_ACTIVITY_:
Reproduce the entries in full and exactly. Pictures stay out.

_Dataset rows for apps and sites_:
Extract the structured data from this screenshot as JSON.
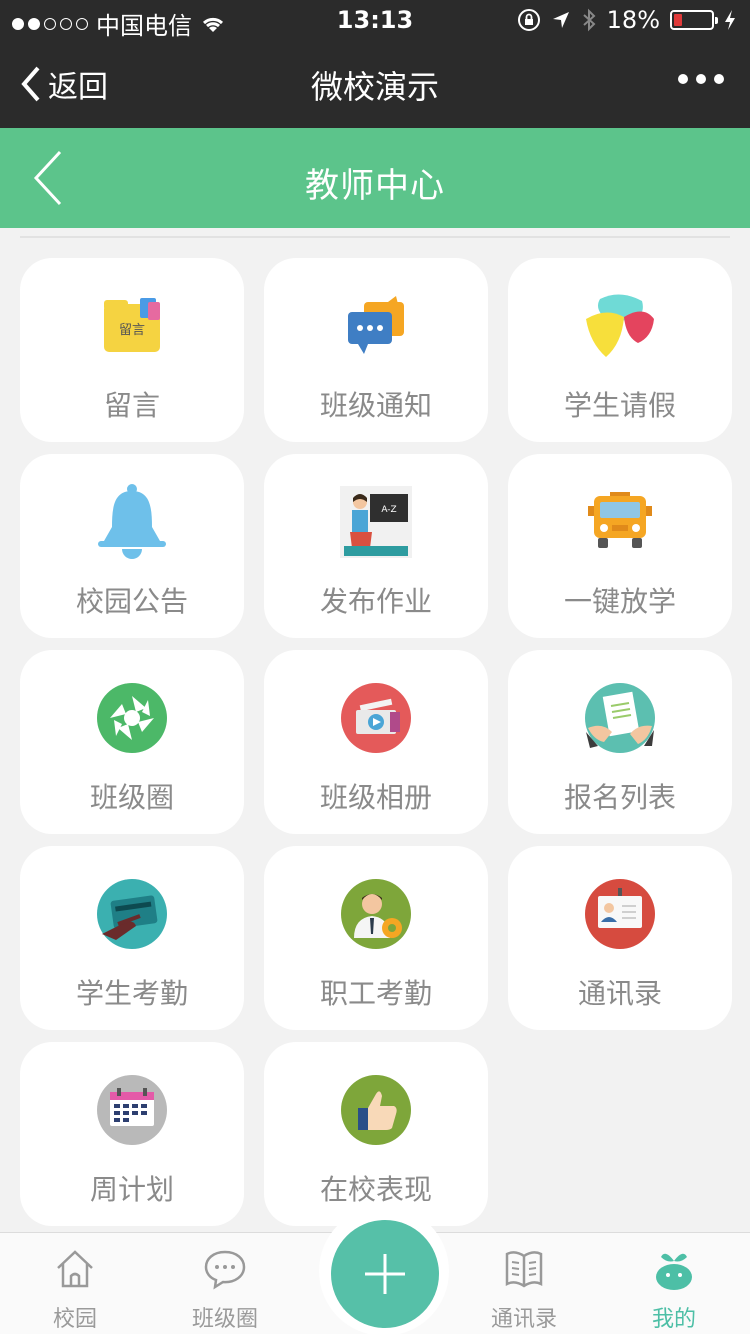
{
  "status_bar": {
    "carrier": "中国电信",
    "time": "13:13",
    "battery": "18%"
  },
  "wechat_nav": {
    "back_label": "返回",
    "title": "微校演示"
  },
  "header": {
    "title": "教师中心"
  },
  "colors": {
    "accent_green": "#5cc48b",
    "tab_active": "#4dbfa6"
  },
  "tiles": [
    {
      "label": "留言",
      "icon": "message-folder-icon"
    },
    {
      "label": "班级通知",
      "icon": "chat-notice-icon"
    },
    {
      "label": "学生请假",
      "icon": "leave-shapes-icon"
    },
    {
      "label": "校园公告",
      "icon": "bell-icon"
    },
    {
      "label": "发布作业",
      "icon": "teacher-blackboard-icon"
    },
    {
      "label": "一键放学",
      "icon": "school-bus-icon"
    },
    {
      "label": "班级圈",
      "icon": "aperture-icon"
    },
    {
      "label": "班级相册",
      "icon": "video-album-icon"
    },
    {
      "label": "报名列表",
      "icon": "signup-document-icon"
    },
    {
      "label": "学生考勤",
      "icon": "card-swipe-icon"
    },
    {
      "label": "职工考勤",
      "icon": "staff-gear-icon"
    },
    {
      "label": "通讯录",
      "icon": "contact-card-icon"
    },
    {
      "label": "周计划",
      "icon": "calendar-icon"
    },
    {
      "label": "在校表现",
      "icon": "thumbs-up-icon"
    }
  ],
  "tabbar": {
    "items": [
      {
        "label": "校园",
        "icon": "home-icon"
      },
      {
        "label": "班级圈",
        "icon": "chat-bubble-icon"
      },
      {
        "label": "通讯录",
        "icon": "book-icon"
      },
      {
        "label": "我的",
        "icon": "sprout-mascot-icon",
        "active": true
      }
    ],
    "center_button": "plus-icon"
  }
}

_OUTPUT FOR THIS TASK_:
Extract the structured data from this screenshot as JSON.
{
  "status_bar": {
    "carrier": "中国电信",
    "time": "13:13",
    "battery": "18%"
  },
  "wechat_nav": {
    "back_label": "返回",
    "title": "微校演示"
  },
  "header": {
    "title": "教师中心"
  },
  "colors": {
    "accent_green": "#5cc48b",
    "tab_active": "#4dbfa6"
  },
  "tiles": [
    {
      "label": "留言",
      "icon": "message-folder-icon"
    },
    {
      "label": "班级通知",
      "icon": "chat-notice-icon"
    },
    {
      "label": "学生请假",
      "icon": "leave-shapes-icon"
    },
    {
      "label": "校园公告",
      "icon": "bell-icon"
    },
    {
      "label": "发布作业",
      "icon": "teacher-blackboard-icon"
    },
    {
      "label": "一键放学",
      "icon": "school-bus-icon"
    },
    {
      "label": "班级圈",
      "icon": "aperture-icon"
    },
    {
      "label": "班级相册",
      "icon": "video-album-icon"
    },
    {
      "label": "报名列表",
      "icon": "signup-document-icon"
    },
    {
      "label": "学生考勤",
      "icon": "card-swipe-icon"
    },
    {
      "label": "职工考勤",
      "icon": "staff-gear-icon"
    },
    {
      "label": "通讯录",
      "icon": "contact-card-icon"
    },
    {
      "label": "周计划",
      "icon": "calendar-icon"
    },
    {
      "label": "在校表现",
      "icon": "thumbs-up-icon"
    }
  ],
  "tabbar": {
    "items": [
      {
        "label": "校园",
        "icon": "home-icon"
      },
      {
        "label": "班级圈",
        "icon": "chat-bubble-icon"
      },
      {
        "label": "通讯录",
        "icon": "book-icon"
      },
      {
        "label": "我的",
        "icon": "sprout-mascot-icon",
        "active": true
      }
    ],
    "center_button": "plus-icon"
  }
}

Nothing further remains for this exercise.